Good news for those who have been eyeing Tesla’s new Solar Roof – the company just announced pricing for its photovoltaic tiles, and they come in at just $21.85 per square foot. That’s nearly 20 percent cheaper than a normal roof once you factor in the energy savings and tax credits.
Tesla’s sought-after Solar Roof tiles are made of glass layered over a photovoltaic substrate, and they serve as a replacement for traditional roofing materials. This ensures they look like the “real thing” from the ground – even though they accomplish much more than a standard roof.
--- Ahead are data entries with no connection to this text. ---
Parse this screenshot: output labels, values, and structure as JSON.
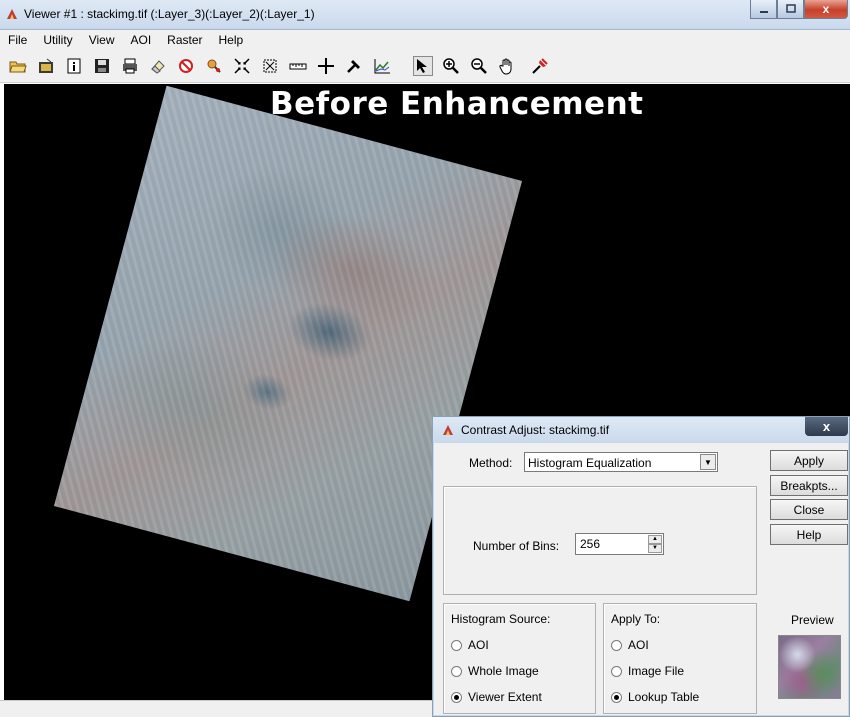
{
  "window": {
    "title": "Viewer #1 : stackimg.tif (:Layer_3)(:Layer_2)(:Layer_1)",
    "close_glyph": "x"
  },
  "menu": [
    "File",
    "Utility",
    "View",
    "AOI",
    "Raster",
    "Help"
  ],
  "toolbar": {
    "icons": [
      "open-icon",
      "open-layer-icon",
      "info-icon",
      "save-icon",
      "print-icon",
      "eraser-icon",
      "clear-view-icon",
      "inquire-icon",
      "zoom-fit-icon",
      "scale-icon",
      "measure-icon",
      "crosshair-icon",
      "pick-icon",
      "profile-icon",
      "select-arrow-icon",
      "zoom-in-icon",
      "zoom-out-icon",
      "pan-hand-icon",
      "link-icon"
    ]
  },
  "viewer": {
    "overlay_title": "Before Enhancement"
  },
  "dialog": {
    "title": "Contrast Adjust: stackimg.tif",
    "close_glyph": "x",
    "method_label": "Method:",
    "method_value": "Histogram Equalization",
    "bins_label": "Number of Bins:",
    "bins_value": "256",
    "buttons": {
      "apply": "Apply",
      "breakpts": "Breakpts...",
      "close": "Close",
      "help": "Help"
    },
    "histogram_source": {
      "label": "Histogram Source:",
      "options": [
        "AOI",
        "Whole Image",
        "Viewer Extent"
      ],
      "selected": "Viewer Extent"
    },
    "apply_to": {
      "label": "Apply To:",
      "options": [
        "AOI",
        "Image File",
        "Lookup Table"
      ],
      "selected": "Lookup Table"
    },
    "preview_label": "Preview"
  }
}
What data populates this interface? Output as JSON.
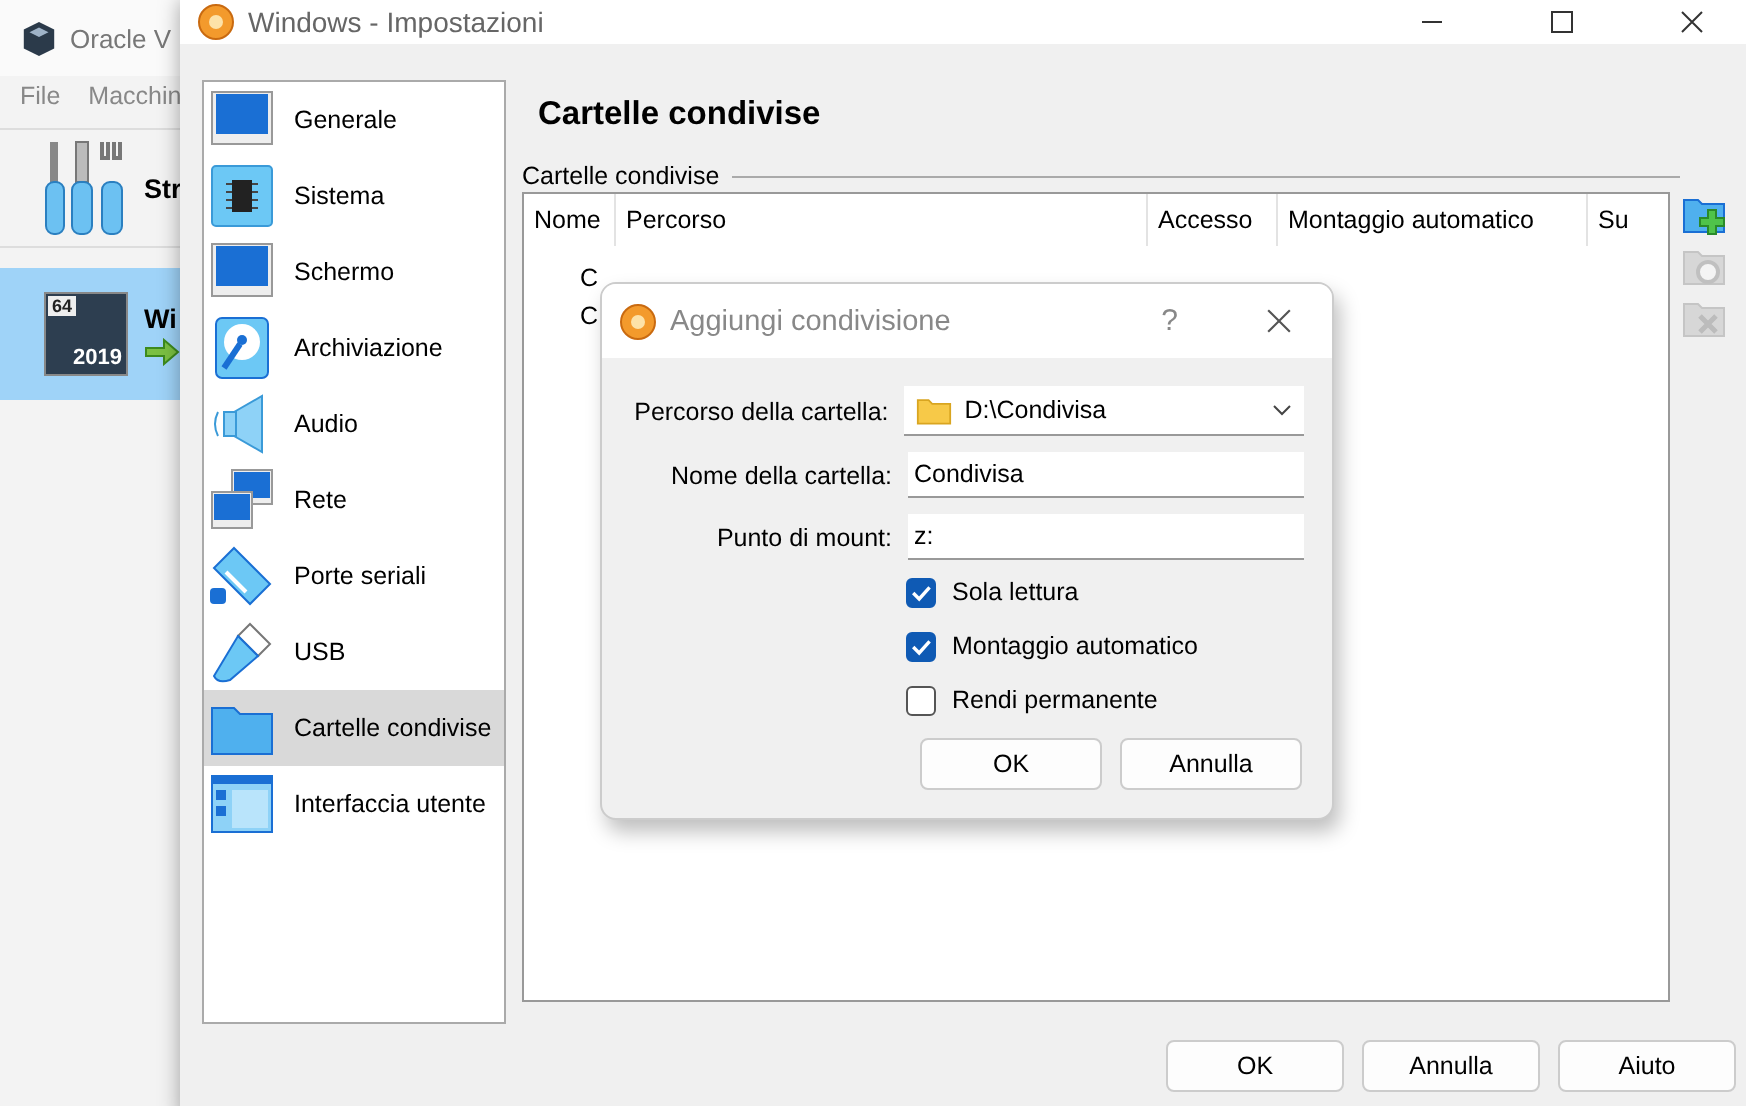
{
  "main_window": {
    "title": "Oracle V",
    "menu": [
      "File",
      "Macchin"
    ],
    "tools_label": "Str",
    "vms": [
      {
        "label": "Wi",
        "badge": "64",
        "year": "2019",
        "selected": true
      }
    ]
  },
  "settings": {
    "title": "Windows - Impostazioni",
    "sections": [
      {
        "label": "Generale",
        "kind": "monitor",
        "selected": false
      },
      {
        "label": "Sistema",
        "kind": "chip",
        "selected": false
      },
      {
        "label": "Schermo",
        "kind": "monitor",
        "selected": false
      },
      {
        "label": "Archiviazione",
        "kind": "disk",
        "selected": false
      },
      {
        "label": "Audio",
        "kind": "speaker",
        "selected": false
      },
      {
        "label": "Rete",
        "kind": "network",
        "selected": false
      },
      {
        "label": "Porte seriali",
        "kind": "serial",
        "selected": false
      },
      {
        "label": "USB",
        "kind": "usb",
        "selected": false
      },
      {
        "label": "Cartelle condivise",
        "kind": "folder",
        "selected": true
      },
      {
        "label": "Interfaccia utente",
        "kind": "ui",
        "selected": false
      }
    ],
    "heading": "Cartelle condivise",
    "group_label": "Cartelle condivise",
    "table": {
      "columns": [
        "Nome",
        "Percorso",
        "Accesso",
        "Montaggio automatico",
        "Su"
      ],
      "rows": [
        {
          "label": "C"
        },
        {
          "label": "C"
        }
      ]
    },
    "side_tools": [
      {
        "kind": "add",
        "disabled": false
      },
      {
        "kind": "edit",
        "disabled": true
      },
      {
        "kind": "remove",
        "disabled": true
      }
    ],
    "buttons": [
      "OK",
      "Annulla",
      "Aiuto"
    ]
  },
  "dialog": {
    "title": "Aggiungi condivisione",
    "help": "?",
    "fields": [
      {
        "kind": "combo",
        "label": "Percorso della cartella:",
        "value": "D:\\Condivisa"
      },
      {
        "kind": "text",
        "label": "Nome della cartella:",
        "value": "Condivisa"
      },
      {
        "kind": "text",
        "label": "Punto di mount:",
        "value": "z:"
      }
    ],
    "checkboxes": [
      {
        "label": "Sola lettura",
        "checked": true
      },
      {
        "label": "Montaggio automatico",
        "checked": true
      },
      {
        "label": "Rendi permanente",
        "checked": false
      }
    ],
    "buttons": [
      "OK",
      "Annulla"
    ]
  }
}
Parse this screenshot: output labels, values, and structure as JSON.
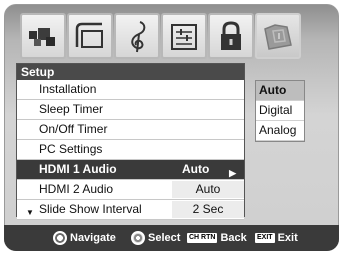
{
  "tabs": [
    {
      "icon": "picture-icon",
      "active": false
    },
    {
      "icon": "screen-icon",
      "active": false
    },
    {
      "icon": "audio-icon",
      "active": false
    },
    {
      "icon": "preferences-icon",
      "active": false
    },
    {
      "icon": "lock-icon",
      "active": false
    },
    {
      "icon": "setup-icon",
      "active": true
    }
  ],
  "menu": {
    "title": "Setup",
    "items": [
      {
        "label": "Installation",
        "value": ""
      },
      {
        "label": "Sleep Timer",
        "value": ""
      },
      {
        "label": "On/Off Timer",
        "value": ""
      },
      {
        "label": "PC Settings",
        "value": ""
      },
      {
        "label": "HDMI 1 Audio",
        "value": "Auto",
        "selected": true
      },
      {
        "label": "HDMI 2 Audio",
        "value": "Auto"
      },
      {
        "label": "Slide Show Interval",
        "value": "2 Sec"
      }
    ]
  },
  "options": [
    "Auto",
    "Digital",
    "Analog"
  ],
  "footer": {
    "navigate": "Navigate",
    "select": "Select",
    "back_key": "CH RTN",
    "back": "Back",
    "exit_key": "EXIT",
    "exit": "Exit"
  }
}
So far, Tesla has two styles available for pre-order: a textured black glass tile and a smooth grey tile. The tuscan and slate tiles will be available for installation in early 2018. According to the company, installing a Solar Roof takes between five and seven days – and Tesla manages the entire process itself.
The fact that the Solar Roof tiles are so economical is applaudable, considering that Consumer Reportspredicted back in November that the tiles would need to cost under $24.50 per square foot to compete with traditional roofing materials. Tesla accomplished this — and went one step further. Now, the company is offering an infinite warranty for the tiles. “We offer the best warranty in the industry—the lifetime of your house, or infinity, whichever comes first,” a Tesla representative told Inverse. Consumer Reports based their cost numbers assuming 30 years worth of electricity savings. They didn’t factor in local or government rebates or incentives, so the deal gets even sweeter when you add those in.
An additional benefit of the Tesla Solar Roof is that it is touted to be stronger than a traditional roof. In areas where thunderstorms and high winds are rampant, a sturdier abode makes all the difference.
Fortunate consumers who purchase the Solar Roof will also receive the forthcoming Powerwall 2.0, which is a battery storage device with a built-in inverter. It connects to your home’s electrical system, enabling a house to go 100 percent off-the-grid. Though it costs an extra $6,500, the long-term savings are estimated to add up to thousands of dollars.